→ Aim of the exercise: Every line of the entries that holds the word "text" is to be copied.

→ Data for review:
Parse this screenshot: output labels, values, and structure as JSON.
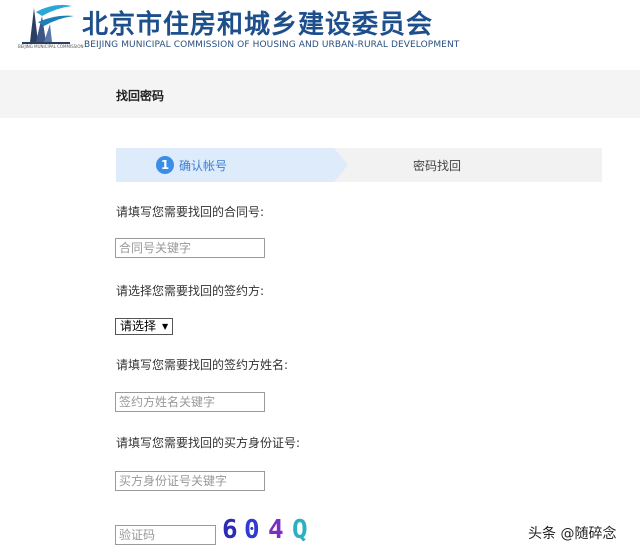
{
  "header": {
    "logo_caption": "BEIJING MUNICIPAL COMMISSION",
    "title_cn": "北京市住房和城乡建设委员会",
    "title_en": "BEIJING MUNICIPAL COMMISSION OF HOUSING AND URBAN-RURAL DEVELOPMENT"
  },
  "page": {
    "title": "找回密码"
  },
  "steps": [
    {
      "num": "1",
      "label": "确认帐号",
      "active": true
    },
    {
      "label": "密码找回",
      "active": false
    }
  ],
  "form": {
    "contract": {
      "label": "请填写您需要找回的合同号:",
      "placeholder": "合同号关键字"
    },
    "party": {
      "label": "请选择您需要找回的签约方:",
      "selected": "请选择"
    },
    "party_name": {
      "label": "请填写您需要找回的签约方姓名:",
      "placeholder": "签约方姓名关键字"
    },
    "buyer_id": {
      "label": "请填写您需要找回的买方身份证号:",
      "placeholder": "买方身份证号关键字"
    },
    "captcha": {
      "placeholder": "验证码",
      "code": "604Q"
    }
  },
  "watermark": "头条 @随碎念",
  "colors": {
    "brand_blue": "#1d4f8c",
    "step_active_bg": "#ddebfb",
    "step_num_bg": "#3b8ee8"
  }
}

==

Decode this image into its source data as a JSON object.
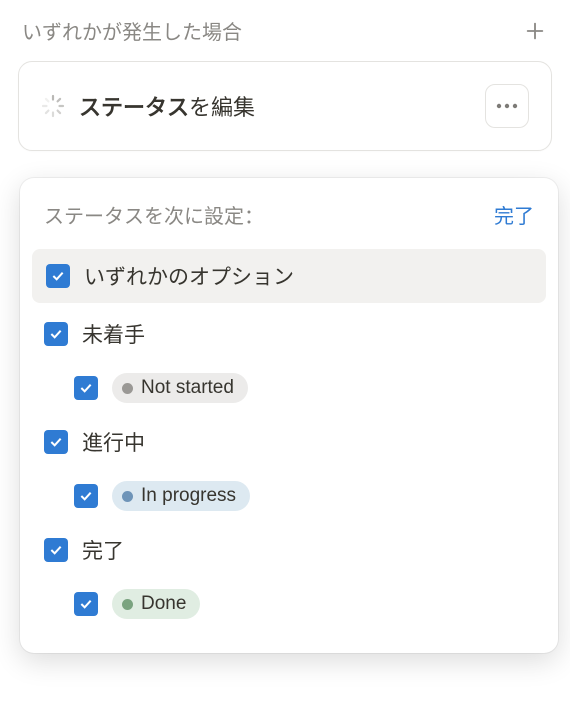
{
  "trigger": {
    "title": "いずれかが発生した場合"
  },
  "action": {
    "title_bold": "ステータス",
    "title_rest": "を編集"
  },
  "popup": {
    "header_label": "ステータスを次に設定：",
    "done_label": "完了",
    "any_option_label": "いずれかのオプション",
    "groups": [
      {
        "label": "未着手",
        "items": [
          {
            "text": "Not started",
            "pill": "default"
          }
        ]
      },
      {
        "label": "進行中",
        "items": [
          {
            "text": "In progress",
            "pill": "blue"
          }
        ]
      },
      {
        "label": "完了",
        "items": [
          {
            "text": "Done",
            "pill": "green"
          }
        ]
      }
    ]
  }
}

→ Answer to this exercise:
            "text": "Not started",
            "text": "In progress",
            "text": "Done",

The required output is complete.